Neuropsychology of HIV Infection, Número 494

Portada
Igor Grant, Alex Martin
Oxford University Press, 1994 - 385 páginas
The human immunodeficiency virus (HIV) commonly enters the central nervous system, disturbs brain function, and ultimately results in serious brain damage. The most dangerous manifestation of this infection of the brain is HIV-associated dementia, which includes extreme memory loss, slowness in thinking, disorientation, and social incapacity. Most persons who are HIV-infected do not develop severe dementia; however, perhaps 50% of those with AIDS and a smaller proportion of HIV-infected carriers suffer from more subtle brain disorders that can be revealed by proper neuropsychological testing. This ground-breaking volume is the first to summarize the current state of knowledge about the neurocognitive disorders associated with HIV-1 infection. With contributions from leading authorities in the field, the book fully discusses the prevalence, qualitative features, natural course, and effects of neuropsychological impairments in persons with HIV infection. Neuropsychological data are related to findings from studies of brain imaging, neuropathology, and the effects of antiretroviral treatments. This critical work will be essential for neuropsychologists, infectious disease physicians, neurologists, and all those involved in AIDS research and treatment.

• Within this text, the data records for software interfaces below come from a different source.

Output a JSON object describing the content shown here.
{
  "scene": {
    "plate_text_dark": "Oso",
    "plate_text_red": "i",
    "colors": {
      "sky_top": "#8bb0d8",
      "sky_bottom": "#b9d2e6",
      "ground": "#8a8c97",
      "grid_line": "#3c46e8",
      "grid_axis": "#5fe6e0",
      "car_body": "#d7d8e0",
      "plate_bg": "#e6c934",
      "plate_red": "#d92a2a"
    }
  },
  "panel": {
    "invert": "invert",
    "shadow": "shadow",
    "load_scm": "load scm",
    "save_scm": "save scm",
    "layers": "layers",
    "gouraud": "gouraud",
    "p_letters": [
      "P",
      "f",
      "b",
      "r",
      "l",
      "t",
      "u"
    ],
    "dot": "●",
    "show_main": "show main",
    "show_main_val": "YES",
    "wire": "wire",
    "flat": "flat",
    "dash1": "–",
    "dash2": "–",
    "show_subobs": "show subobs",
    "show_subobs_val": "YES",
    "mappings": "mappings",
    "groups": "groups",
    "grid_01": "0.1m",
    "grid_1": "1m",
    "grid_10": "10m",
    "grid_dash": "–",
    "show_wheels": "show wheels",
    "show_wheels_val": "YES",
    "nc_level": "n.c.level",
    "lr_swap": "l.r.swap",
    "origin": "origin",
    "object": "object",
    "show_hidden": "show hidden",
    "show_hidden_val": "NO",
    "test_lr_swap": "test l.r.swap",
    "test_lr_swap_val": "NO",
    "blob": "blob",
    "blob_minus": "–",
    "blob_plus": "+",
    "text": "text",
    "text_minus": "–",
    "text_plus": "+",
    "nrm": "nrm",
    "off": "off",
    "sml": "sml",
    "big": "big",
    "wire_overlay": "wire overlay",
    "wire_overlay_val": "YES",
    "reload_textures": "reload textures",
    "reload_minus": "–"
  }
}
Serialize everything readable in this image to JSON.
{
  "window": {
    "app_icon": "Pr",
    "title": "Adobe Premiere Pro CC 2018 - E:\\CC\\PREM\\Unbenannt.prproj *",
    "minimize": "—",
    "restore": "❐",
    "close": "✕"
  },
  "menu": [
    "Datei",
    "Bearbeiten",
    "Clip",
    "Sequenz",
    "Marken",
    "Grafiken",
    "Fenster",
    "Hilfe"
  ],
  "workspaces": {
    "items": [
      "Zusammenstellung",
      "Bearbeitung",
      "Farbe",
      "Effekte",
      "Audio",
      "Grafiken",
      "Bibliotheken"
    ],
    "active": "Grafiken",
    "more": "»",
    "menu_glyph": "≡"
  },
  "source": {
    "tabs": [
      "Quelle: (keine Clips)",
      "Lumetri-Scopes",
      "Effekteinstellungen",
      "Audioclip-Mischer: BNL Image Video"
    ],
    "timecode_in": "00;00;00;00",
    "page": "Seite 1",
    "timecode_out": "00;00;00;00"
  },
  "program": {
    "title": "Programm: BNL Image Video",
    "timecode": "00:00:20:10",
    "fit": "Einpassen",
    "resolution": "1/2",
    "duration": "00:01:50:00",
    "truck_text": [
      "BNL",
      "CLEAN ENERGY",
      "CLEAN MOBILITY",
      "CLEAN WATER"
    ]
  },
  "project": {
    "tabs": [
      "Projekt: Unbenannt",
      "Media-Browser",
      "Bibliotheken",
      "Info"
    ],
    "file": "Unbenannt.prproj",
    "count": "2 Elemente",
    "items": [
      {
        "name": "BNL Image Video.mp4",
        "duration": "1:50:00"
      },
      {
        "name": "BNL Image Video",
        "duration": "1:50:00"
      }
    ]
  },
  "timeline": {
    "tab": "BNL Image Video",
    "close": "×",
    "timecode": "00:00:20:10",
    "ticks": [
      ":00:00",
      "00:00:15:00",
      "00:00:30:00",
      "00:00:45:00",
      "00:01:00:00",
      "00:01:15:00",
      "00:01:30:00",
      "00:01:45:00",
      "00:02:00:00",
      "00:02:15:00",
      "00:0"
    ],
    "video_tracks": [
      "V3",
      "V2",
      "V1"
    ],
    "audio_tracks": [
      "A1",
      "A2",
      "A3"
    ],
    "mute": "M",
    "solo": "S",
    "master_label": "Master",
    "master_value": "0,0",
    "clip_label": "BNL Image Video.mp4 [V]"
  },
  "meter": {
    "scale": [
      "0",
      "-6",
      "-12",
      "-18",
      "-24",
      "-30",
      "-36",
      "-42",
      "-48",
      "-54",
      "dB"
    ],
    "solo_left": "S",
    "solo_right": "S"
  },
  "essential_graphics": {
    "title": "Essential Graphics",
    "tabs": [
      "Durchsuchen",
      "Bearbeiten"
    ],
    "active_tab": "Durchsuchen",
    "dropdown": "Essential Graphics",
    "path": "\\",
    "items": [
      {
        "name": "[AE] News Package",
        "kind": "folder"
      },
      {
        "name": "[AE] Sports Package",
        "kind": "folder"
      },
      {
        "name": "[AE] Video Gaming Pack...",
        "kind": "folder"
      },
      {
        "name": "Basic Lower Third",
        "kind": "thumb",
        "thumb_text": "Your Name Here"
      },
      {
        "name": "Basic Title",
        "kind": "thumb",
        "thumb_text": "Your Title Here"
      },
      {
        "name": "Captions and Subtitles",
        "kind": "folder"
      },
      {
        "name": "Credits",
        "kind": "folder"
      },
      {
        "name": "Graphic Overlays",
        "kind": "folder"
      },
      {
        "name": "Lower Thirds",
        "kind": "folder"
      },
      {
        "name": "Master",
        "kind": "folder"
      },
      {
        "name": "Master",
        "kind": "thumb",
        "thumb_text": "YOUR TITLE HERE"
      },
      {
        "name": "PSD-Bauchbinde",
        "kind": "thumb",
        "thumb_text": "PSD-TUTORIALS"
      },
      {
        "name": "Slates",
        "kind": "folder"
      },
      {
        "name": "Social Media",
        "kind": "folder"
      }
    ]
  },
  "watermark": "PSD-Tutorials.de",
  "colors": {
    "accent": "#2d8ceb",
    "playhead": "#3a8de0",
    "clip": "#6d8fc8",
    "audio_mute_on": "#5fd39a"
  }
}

Dentro del libro

Comentarios de usuarios - Escribir una reseña

No hemos encontrado ninguna reseña en los sitios habituales.

Índice

INTRODUCTION
3
Medical Immunological and Neurological Aspects of HIV
21
CNSImmune Interactions
41
Página de créditos

Otras 16 secciones no se muestran.

Otras ediciones - Ver todo

Términos y frases comunes

Sobre el autor (1994)

Igor Grant is at Veterans Affairs Medical Center, San Diego. Alex Martin is at National Institute of Mental Health.

Información bibliográfica